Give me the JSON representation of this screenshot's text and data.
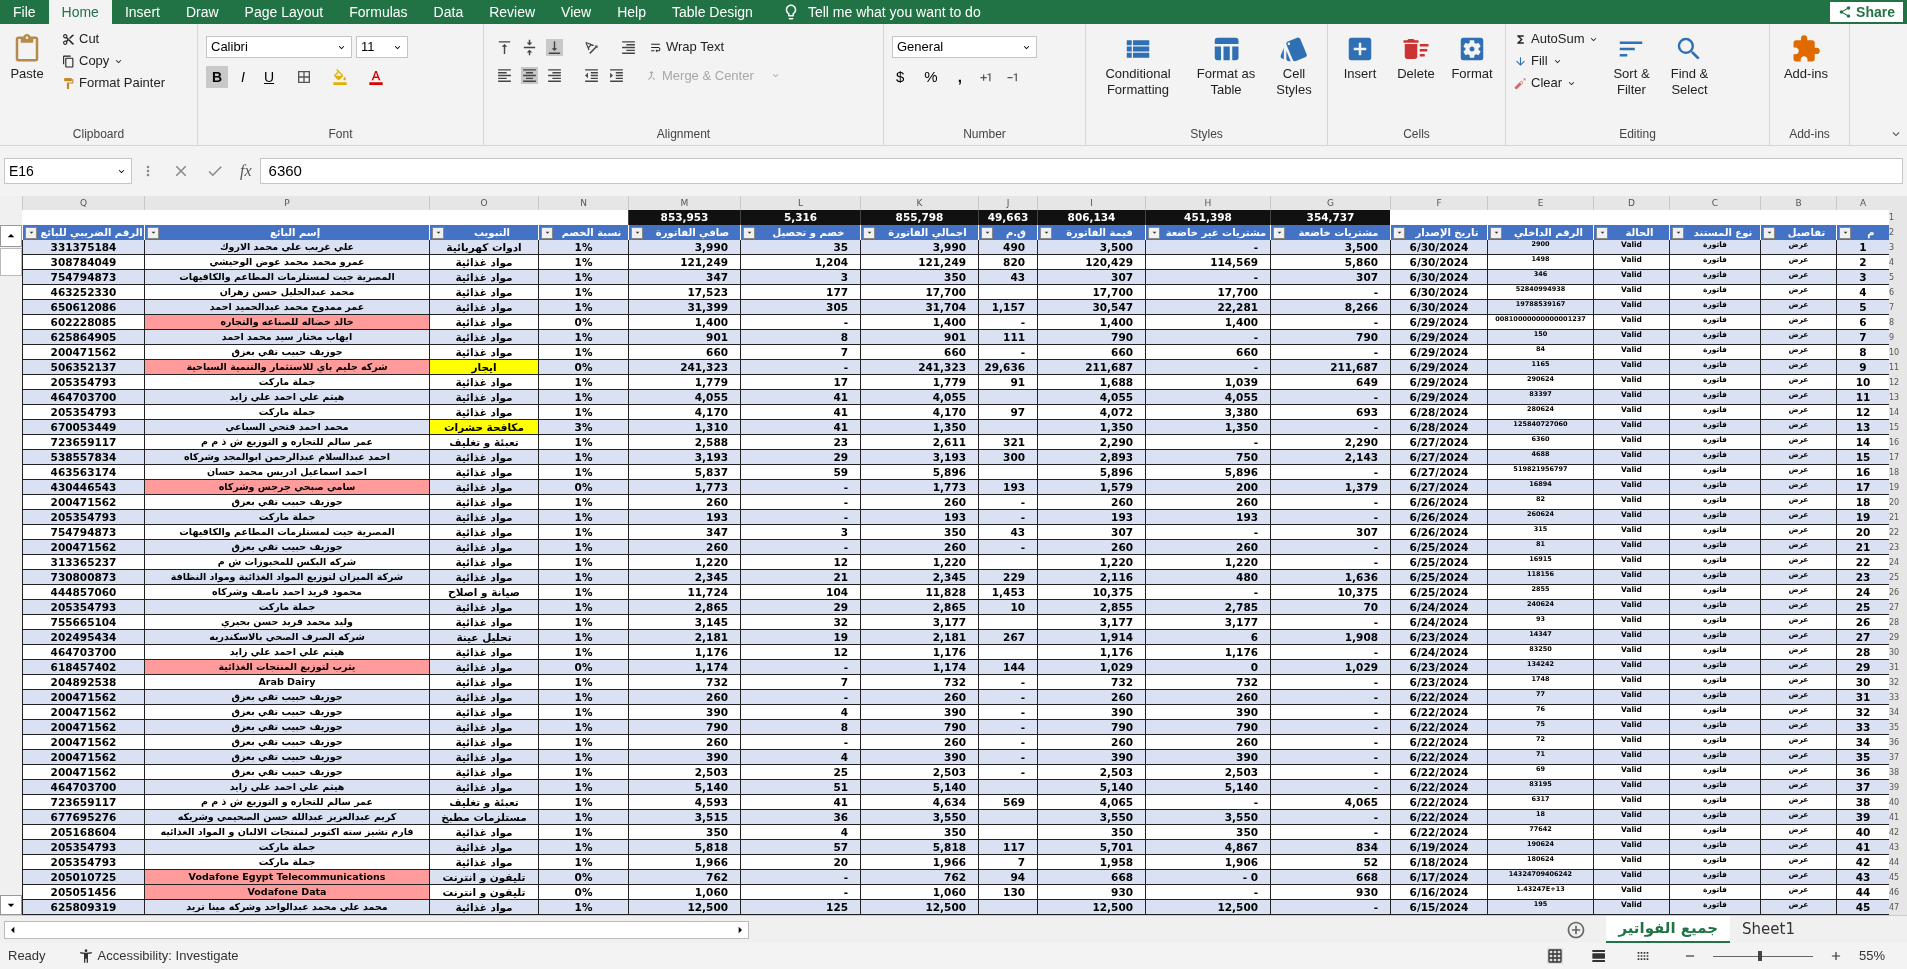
{
  "menu_tabs": {
    "file": {
      "label": "File",
      "selected": false
    },
    "home": {
      "label": "Home",
      "selected": true
    },
    "insert": {
      "label": "Insert",
      "selected": false
    },
    "draw": {
      "label": "Draw",
      "selected": false
    },
    "page_layout": {
      "label": "Page Layout",
      "selected": false
    },
    "formulas": {
      "label": "Formulas",
      "selected": false
    },
    "data": {
      "label": "Data",
      "selected": false
    },
    "review": {
      "label": "Review",
      "selected": false
    },
    "view": {
      "label": "View",
      "selected": false
    },
    "help": {
      "label": "Help",
      "selected": false
    },
    "table_design": {
      "label": "Table Design",
      "selected": false
    }
  },
  "tell_me": "Tell me what you want to do",
  "share": "Share",
  "ribbon": {
    "clipboard": {
      "label": "Clipboard",
      "paste": "Paste",
      "cut": "Cut",
      "copy": "Copy",
      "format_painter": "Format Painter"
    },
    "font": {
      "label": "Font",
      "family": "Calibri",
      "size": "11",
      "bold": "B",
      "italic": "I",
      "underline": "U"
    },
    "alignment": {
      "label": "Alignment",
      "wrap": "Wrap Text",
      "merge": "Merge & Center",
      "merge_disabled": true
    },
    "number": {
      "label": "Number",
      "format": "General",
      "currency": "$",
      "percent": "%",
      "comma": ","
    },
    "styles": {
      "label": "Styles",
      "conditional_formatting": "Conditional Formatting",
      "format_as_table": "Format as Table",
      "cell_styles": "Cell Styles"
    },
    "cells": {
      "label": "Cells",
      "insert": "Insert",
      "delete": "Delete",
      "format": "Format"
    },
    "editing": {
      "label": "Editing",
      "autosum": "AutoSum",
      "fill": "Fill",
      "clear": "Clear",
      "sort": "Sort & Filter",
      "find": "Find & Select"
    },
    "addins": {
      "label": "Add-ins",
      "button": "Add-ins"
    }
  },
  "formula_bar": {
    "name_box": "E16",
    "fx": "fx",
    "value": "6360"
  },
  "table": {
    "columns": [
      {
        "letter": "A",
        "header": "م"
      },
      {
        "letter": "B",
        "header": "تفاصيل"
      },
      {
        "letter": "C",
        "header": "نوع المستند"
      },
      {
        "letter": "D",
        "header": "الحالة"
      },
      {
        "letter": "E",
        "header": "الرقم الداخلي"
      },
      {
        "letter": "F",
        "header": "تاريخ الإصدار"
      },
      {
        "letter": "G",
        "header": "مشتريات خاضعة",
        "total": "354,737"
      },
      {
        "letter": "H",
        "header": "مشتريات غير خاضعة",
        "total": "451,398"
      },
      {
        "letter": "I",
        "header": "قيمة الفاتورة",
        "total": "806,134"
      },
      {
        "letter": "J",
        "header": "ق.م",
        "total": "49,663"
      },
      {
        "letter": "K",
        "header": "اجمالي الفاتورة",
        "total": "855,798"
      },
      {
        "letter": "L",
        "header": "خصم و تحصيل",
        "total": "5,316"
      },
      {
        "letter": "M",
        "header": "صافي الفاتورة",
        "total": "853,953"
      },
      {
        "letter": "N",
        "header": "نسبة الخصم"
      },
      {
        "letter": "O",
        "header": "التبويب"
      },
      {
        "letter": "P",
        "header": "إسم البائع"
      },
      {
        "letter": "Q",
        "header": "الرقم الضريبي للبائع"
      }
    ],
    "totals_row_header": "1",
    "header_row_header": "2",
    "rows": [
      {
        "row_header": "3",
        "cells": [
          "1",
          "عرض",
          "فاتورة",
          "Valid",
          "2900",
          "6/30/2024",
          "3,500",
          "-",
          "3,500",
          "490",
          "3,990",
          "35",
          "3,990",
          "1%",
          "ادوات كهربائية",
          "علي غريب علي محمد الاروك",
          "331375184"
        ]
      },
      {
        "row_header": "4",
        "cells": [
          "2",
          "عرض",
          "فاتورة",
          "Valid",
          "1498",
          "6/30/2024",
          "5,860",
          "114,569",
          "120,429",
          "820",
          "121,249",
          "1,204",
          "121,249",
          "1%",
          "مواد غذائية",
          "عمرو محمد محمد عوض الوحيشي",
          "308784049"
        ]
      },
      {
        "row_header": "5",
        "cells": [
          "3",
          "عرض",
          "فاتورة",
          "Valid",
          "346",
          "6/30/2024",
          "307",
          "-",
          "307",
          "43",
          "350",
          "3",
          "347",
          "1%",
          "مواد غذائية",
          "المصرية جيت لمستلزمات المطاعم والكافيهات",
          "754794873"
        ]
      },
      {
        "row_header": "6",
        "cells": [
          "4",
          "عرض",
          "فاتورة",
          "Valid",
          "52840994938",
          "6/30/2024",
          "-",
          "17,700",
          "17,700",
          null,
          "17,700",
          "177",
          "17,523",
          "1%",
          "مواد غذائية",
          "محمد عبدالجليل حسن زهران",
          "463252330"
        ]
      },
      {
        "row_header": "7",
        "cells": [
          "5",
          "عرض",
          "فاتورة",
          "Valid",
          "19788539167",
          "6/30/2024",
          "8,266",
          "22,281",
          "30,547",
          "1,157",
          "31,704",
          "305",
          "31,399",
          "1%",
          "مواد غذائية",
          "عمر ممدوح محمد عبدالحميد احمد",
          "650612086"
        ]
      },
      {
        "row_header": "8",
        "cells": [
          "6",
          "عرض",
          "فاتورة",
          "Valid",
          "00810000000000001237",
          "6/29/2024",
          "-",
          "1,400",
          "1,400",
          "-",
          "1,400",
          "-",
          "1,400",
          "0%",
          "مواد غذائية",
          {
            "text": "خالد خضاله للصناعه والتجاره",
            "color": "#ff9b9b"
          },
          "602228085"
        ]
      },
      {
        "row_header": "9",
        "cells": [
          "7",
          "عرض",
          "فاتورة",
          "Valid",
          "150",
          "6/29/2024",
          "790",
          "-",
          "790",
          "111",
          "901",
          "8",
          "901",
          "1%",
          "مواد غذائية",
          "ايهاب مختار سيد محمد احمد",
          "625864905"
        ]
      },
      {
        "row_header": "10",
        "cells": [
          "8",
          "عرض",
          "فاتورة",
          "Valid",
          "84",
          "6/29/2024",
          "-",
          "660",
          "660",
          "-",
          "660",
          "7",
          "660",
          "1%",
          "مواد غذائية",
          "جوزيف حبيب تقي بعزق",
          "200471562"
        ]
      },
      {
        "row_header": "11",
        "cells": [
          "9",
          "عرض",
          "فاتورة",
          "Valid",
          "1165",
          "6/29/2024",
          "211,687",
          "-",
          "211,687",
          "29,636",
          "241,323",
          "-",
          "241,323",
          "0%",
          {
            "text": "ايجار",
            "color": "#ffff00"
          },
          {
            "text": "شركه جليم باي للاستثمار والتنمية السياحية",
            "color": "#ff9b9b"
          },
          "506352137"
        ]
      },
      {
        "row_header": "12",
        "cells": [
          "10",
          "عرض",
          "فاتورة",
          "Valid",
          "290624",
          "6/29/2024",
          "649",
          "1,039",
          "1,688",
          "91",
          "1,779",
          "17",
          "1,779",
          "1%",
          "مواد غذائية",
          "جملة ماركت",
          "205354793"
        ]
      },
      {
        "row_header": "13",
        "cells": [
          "11",
          "عرض",
          "فاتورة",
          "Valid",
          "83397",
          "6/29/2024",
          "-",
          "4,055",
          "4,055",
          null,
          "4,055",
          "41",
          "4,055",
          "1%",
          "مواد غذائية",
          "هيثم علي احمد علي زايد",
          "464703700"
        ]
      },
      {
        "row_header": "14",
        "cells": [
          "12",
          "عرض",
          "فاتورة",
          "Valid",
          "280624",
          "6/28/2024",
          "693",
          "3,380",
          "4,072",
          "97",
          "4,170",
          "41",
          "4,170",
          "1%",
          "مواد غذائية",
          "جملة ماركت",
          "205354793"
        ]
      },
      {
        "row_header": "15",
        "cells": [
          "13",
          "عرض",
          "فاتورة",
          "Valid",
          "125840727060",
          "6/28/2024",
          "-",
          "1,350",
          "1,350",
          null,
          "1,350",
          "41",
          "1,310",
          "3%",
          {
            "text": "مكافحة حشرات",
            "color": "#ffff00"
          },
          "محمد احمد فتحي السباعي",
          "670053449"
        ]
      },
      {
        "row_header": "16",
        "cells": [
          "14",
          "عرض",
          "فاتورة",
          "Valid",
          "6360",
          "6/27/2024",
          "2,290",
          "-",
          "2,290",
          "321",
          "2,611",
          "23",
          "2,588",
          "1%",
          "تعبئة و تغليف",
          "عمر سالم للتجاره و التوزيع ش ذ م م",
          "723659117"
        ]
      },
      {
        "row_header": "17",
        "cells": [
          "15",
          "عرض",
          "فاتورة",
          "Valid",
          "4688",
          "6/27/2024",
          "2,143",
          "750",
          "2,893",
          "300",
          "3,193",
          "29",
          "3,193",
          "1%",
          "مواد غذائية",
          "احمد عبدالسلام عبدالرحمن ابوالمجد وشركاه",
          "538557834"
        ]
      },
      {
        "row_header": "18",
        "cells": [
          "16",
          "عرض",
          "فاتورة",
          "Valid",
          "519821956797",
          "6/27/2024",
          "-",
          "5,896",
          "5,896",
          null,
          "5,896",
          "59",
          "5,837",
          "1%",
          "مواد غذائية",
          "احمد اسماعيل ادريس محمد حسان",
          "463563174"
        ]
      },
      {
        "row_header": "19",
        "cells": [
          "17",
          "عرض",
          "فاتورة",
          "Valid",
          "16894",
          "6/27/2024",
          "1,379",
          "200",
          "1,579",
          "193",
          "1,773",
          "-",
          "1,773",
          "0%",
          "مواد غذائية",
          {
            "text": "سامي صبحي جرجس وشركاه",
            "color": "#ff9b9b"
          },
          "430446543"
        ]
      },
      {
        "row_header": "20",
        "cells": [
          "18",
          "عرض",
          "فاتورة",
          "Valid",
          "82",
          "6/26/2024",
          "-",
          "260",
          "260",
          "-",
          "260",
          "-",
          "260",
          "1%",
          "مواد غذائية",
          "جوزيف حبيب تقي بعزق",
          "200471562"
        ]
      },
      {
        "row_header": "21",
        "cells": [
          "19",
          "عرض",
          "فاتورة",
          "Valid",
          "260624",
          "6/26/2024",
          "-",
          "193",
          "193",
          "-",
          "193",
          "-",
          "193",
          "1%",
          "مواد غذائية",
          "جملة ماركت",
          "205354793"
        ]
      },
      {
        "row_header": "22",
        "cells": [
          "20",
          "عرض",
          "فاتورة",
          "Valid",
          "315",
          "6/26/2024",
          "307",
          "-",
          "307",
          "43",
          "350",
          "3",
          "347",
          "1%",
          "مواد غذائية",
          "المصرية جيت لمستلزمات المطاعم والكافيهات",
          "754794873"
        ]
      },
      {
        "row_header": "23",
        "cells": [
          "21",
          "عرض",
          "فاتورة",
          "Valid",
          "81",
          "6/25/2024",
          "-",
          "260",
          "260",
          "-",
          "260",
          "-",
          "260",
          "1%",
          "مواد غذائية",
          "جوزيف حبيب تقي بعزق",
          "200471562"
        ]
      },
      {
        "row_header": "24",
        "cells": [
          "22",
          "عرض",
          "فاتورة",
          "Valid",
          "16915",
          "6/25/2024",
          "-",
          "1,220",
          "1,220",
          null,
          "1,220",
          "12",
          "1,220",
          "1%",
          "مواد غذائية",
          "شركه البكس للمخبوزات ش م",
          "313365237"
        ]
      },
      {
        "row_header": "25",
        "cells": [
          "23",
          "عرض",
          "فاتورة",
          "Valid",
          "118156",
          "6/25/2024",
          "1,636",
          "480",
          "2,116",
          "229",
          "2,345",
          "21",
          "2,345",
          "1%",
          "مواد غذائية",
          "شركة الميزان لتوزيع المواد الغذائية ومواد النظافة",
          "730800873"
        ]
      },
      {
        "row_header": "26",
        "cells": [
          "24",
          "عرض",
          "فاتورة",
          "Valid",
          "2855",
          "6/25/2024",
          "10,375",
          "-",
          "10,375",
          "1,453",
          "11,828",
          "104",
          "11,724",
          "1%",
          "صيانة و اصلاح",
          "محمود فريد احمد ناصف وشركاه",
          "444857060"
        ]
      },
      {
        "row_header": "27",
        "cells": [
          "25",
          "عرض",
          "فاتورة",
          "Valid",
          "240624",
          "6/24/2024",
          "70",
          "2,785",
          "2,855",
          "10",
          "2,865",
          "29",
          "2,865",
          "1%",
          "مواد غذائية",
          "جملة ماركت",
          "205354793"
        ]
      },
      {
        "row_header": "28",
        "cells": [
          "26",
          "عرض",
          "فاتورة",
          "Valid",
          "93",
          "6/24/2024",
          "-",
          "3,177",
          "3,177",
          null,
          "3,177",
          "32",
          "3,145",
          "1%",
          "مواد غذائية",
          "وليد محمد فريد حسن بحيري",
          "755665104"
        ]
      },
      {
        "row_header": "29",
        "cells": [
          "27",
          "عرض",
          "فاتورة",
          "Valid",
          "14347",
          "6/23/2024",
          "1,908",
          "6",
          "1,914",
          "267",
          "2,181",
          "19",
          "2,181",
          "1%",
          "تحليل عينة",
          "شركه الصرف الصحي بالاسكندريه",
          "202495434"
        ]
      },
      {
        "row_header": "30",
        "cells": [
          "28",
          "عرض",
          "فاتورة",
          "Valid",
          "83250",
          "6/24/2024",
          "-",
          "1,176",
          "1,176",
          null,
          "1,176",
          "12",
          "1,176",
          "1%",
          "مواد غذائية",
          "هيثم علي احمد علي زايد",
          "464703700"
        ]
      },
      {
        "row_header": "31",
        "cells": [
          "29",
          "عرض",
          "فاتورة",
          "Valid",
          "134242",
          "6/23/2024",
          "1,029",
          "0",
          "1,029",
          "144",
          "1,174",
          "-",
          "1,174",
          "0%",
          "مواد غذائية",
          {
            "text": "يثرب لتوزيع المنتجات الغذائية",
            "color": "#ff9b9b"
          },
          "618457402"
        ]
      },
      {
        "row_header": "32",
        "cells": [
          "30",
          "عرض",
          "فاتورة",
          "Valid",
          "1748",
          "6/23/2024",
          "-",
          "732",
          "732",
          "-",
          "732",
          "7",
          "732",
          "1%",
          "مواد غذائية",
          "Arab Dairy",
          "204892538"
        ]
      },
      {
        "row_header": "33",
        "cells": [
          "31",
          "عرض",
          "فاتورة",
          "Valid",
          "77",
          "6/22/2024",
          "-",
          "260",
          "260",
          "-",
          "260",
          "-",
          "260",
          "1%",
          "مواد غذائية",
          "جوزيف حبيب تقي بعزق",
          "200471562"
        ]
      },
      {
        "row_header": "34",
        "cells": [
          "32",
          "عرض",
          "فاتورة",
          "Valid",
          "76",
          "6/22/2024",
          "-",
          "390",
          "390",
          "-",
          "390",
          "4",
          "390",
          "1%",
          "مواد غذائية",
          "جوزيف حبيب تقي بعزق",
          "200471562"
        ]
      },
      {
        "row_header": "35",
        "cells": [
          "33",
          "عرض",
          "فاتورة",
          "Valid",
          "75",
          "6/22/2024",
          "-",
          "790",
          "790",
          "-",
          "790",
          "8",
          "790",
          "1%",
          "مواد غذائية",
          "جوزيف حبيب تقي بعزق",
          "200471562"
        ]
      },
      {
        "row_header": "36",
        "cells": [
          "34",
          "عرض",
          "فاتورة",
          "Valid",
          "72",
          "6/22/2024",
          "-",
          "260",
          "260",
          "-",
          "260",
          "-",
          "260",
          "1%",
          "مواد غذائية",
          "جوزيف حبيب تقي بعزق",
          "200471562"
        ]
      },
      {
        "row_header": "37",
        "cells": [
          "35",
          "عرض",
          "فاتورة",
          "Valid",
          "71",
          "6/22/2024",
          "-",
          "390",
          "390",
          "-",
          "390",
          "4",
          "390",
          "1%",
          "مواد غذائية",
          "جوزيف حبيب تقي بعزق",
          "200471562"
        ]
      },
      {
        "row_header": "38",
        "cells": [
          "36",
          "عرض",
          "فاتورة",
          "Valid",
          "69",
          "6/22/2024",
          "-",
          "2,503",
          "2,503",
          "-",
          "2,503",
          "25",
          "2,503",
          "1%",
          "مواد غذائية",
          "جوزيف حبيب تقي بعزق",
          "200471562"
        ]
      },
      {
        "row_header": "39",
        "cells": [
          "37",
          "عرض",
          "فاتورة",
          "Valid",
          "83195",
          "6/22/2024",
          "-",
          "5,140",
          "5,140",
          null,
          "5,140",
          "51",
          "5,140",
          "1%",
          "مواد غذائية",
          "هيثم علي احمد علي زايد",
          "464703700"
        ]
      },
      {
        "row_header": "40",
        "cells": [
          "38",
          "عرض",
          "فاتورة",
          "Valid",
          "6317",
          "6/22/2024",
          "4,065",
          "-",
          "4,065",
          "569",
          "4,634",
          "41",
          "4,593",
          "1%",
          "تعبئة و تغليف",
          "عمر سالم للتجاره و التوزيع ش ذ م م",
          "723659117"
        ]
      },
      {
        "row_header": "41",
        "cells": [
          "39",
          "عرض",
          "فاتورة",
          "Valid",
          "18",
          "6/22/2024",
          "-",
          "3,550",
          "3,550",
          null,
          "3,550",
          "36",
          "3,515",
          "1%",
          "مستلزمات مطبخ",
          "كريم عبدالعزيز عبدالله حسن الصحيمي وشريكه",
          "677695276"
        ]
      },
      {
        "row_header": "42",
        "cells": [
          "40",
          "عرض",
          "فاتورة",
          "Valid",
          "77642",
          "6/22/2024",
          "-",
          "350",
          "350",
          null,
          "350",
          "4",
          "350",
          "1%",
          "مواد غذائية",
          "فارم تشيز سته اكتوبر لمنتجات الالبان و المواد الغذائيه",
          "205168604"
        ]
      },
      {
        "row_header": "43",
        "cells": [
          "41",
          "عرض",
          "فاتورة",
          "Valid",
          "190624",
          "6/19/2024",
          "834",
          "4,867",
          "5,701",
          "117",
          "5,818",
          "57",
          "5,818",
          "1%",
          "مواد غذائية",
          "جملة ماركت",
          "205354793"
        ]
      },
      {
        "row_header": "44",
        "cells": [
          "42",
          "عرض",
          "فاتورة",
          "Valid",
          "180624",
          "6/18/2024",
          "52",
          "1,906",
          "1,958",
          "7",
          "1,966",
          "20",
          "1,966",
          "1%",
          "مواد غذائية",
          "جملة ماركت",
          "205354793"
        ]
      },
      {
        "row_header": "45",
        "cells": [
          "43",
          "عرض",
          "فاتورة",
          "Valid",
          "14324709406242",
          "6/17/2024",
          "668",
          "-   0",
          "668",
          "94",
          "762",
          "-",
          "762",
          "0%",
          "تليفون و انترنت",
          {
            "text": "Vodafone Egypt Telecommunications",
            "color": "#ff9b9b"
          },
          "205010725"
        ]
      },
      {
        "row_header": "46",
        "cells": [
          "44",
          "عرض",
          "فاتورة",
          "Valid",
          "1.43247E+13",
          "6/16/2024",
          "930",
          "-",
          "930",
          "130",
          "1,060",
          "-",
          "1,060",
          "0%",
          "تليفون و انترنت",
          {
            "text": "Vodafone Data",
            "color": "#ff9b9b"
          },
          "205051456"
        ]
      },
      {
        "row_header": "47",
        "cells": [
          "45",
          "عرض",
          "فاتورة",
          "Valid",
          "195",
          "6/15/2024",
          "-",
          "12,500",
          "12,500",
          null,
          "12,500",
          "125",
          "12,500",
          "1%",
          "مواد غذائية",
          "محمد علي محمد عبدالواحد وشركه مينا تريد",
          "625809319"
        ]
      }
    ]
  },
  "sheet_tabs": [
    {
      "label": "Sheet1",
      "selected": false
    },
    {
      "label": "جميع الفواتير",
      "selected": true
    }
  ],
  "status_bar": {
    "ready": "Ready",
    "accessibility": "Accessibility: Investigate",
    "zoom": {
      "reading": "55%",
      "level": 0.45
    }
  }
}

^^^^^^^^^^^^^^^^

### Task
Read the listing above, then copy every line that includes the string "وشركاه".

### Output of the exercise
          "احمد عبدالسلام عبدالرحمن ابوالمجد وشركاه",
            "text": "سامي صبحي جرجس وشركاه",
          "محمود فريد احمد ناصف وشركاه",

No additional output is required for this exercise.